■ WORK TO COMPLETE
Look for the word "name". Copy every line of the listing where it occurs.

■ DATASET RECORDS
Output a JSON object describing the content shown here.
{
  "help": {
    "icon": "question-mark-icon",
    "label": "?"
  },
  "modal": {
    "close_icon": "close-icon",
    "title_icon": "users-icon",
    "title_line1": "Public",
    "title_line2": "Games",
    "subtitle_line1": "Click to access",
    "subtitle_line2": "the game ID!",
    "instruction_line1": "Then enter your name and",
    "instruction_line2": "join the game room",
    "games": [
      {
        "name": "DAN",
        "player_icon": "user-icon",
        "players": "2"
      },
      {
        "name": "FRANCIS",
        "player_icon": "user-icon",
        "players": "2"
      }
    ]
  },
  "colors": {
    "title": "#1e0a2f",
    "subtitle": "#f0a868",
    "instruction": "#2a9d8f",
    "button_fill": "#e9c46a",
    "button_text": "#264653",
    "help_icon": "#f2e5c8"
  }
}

■ TASK RESULT
    "instruction_line1": "Then enter your name and",
        "name": "DAN",
        "name": "FRANCIS",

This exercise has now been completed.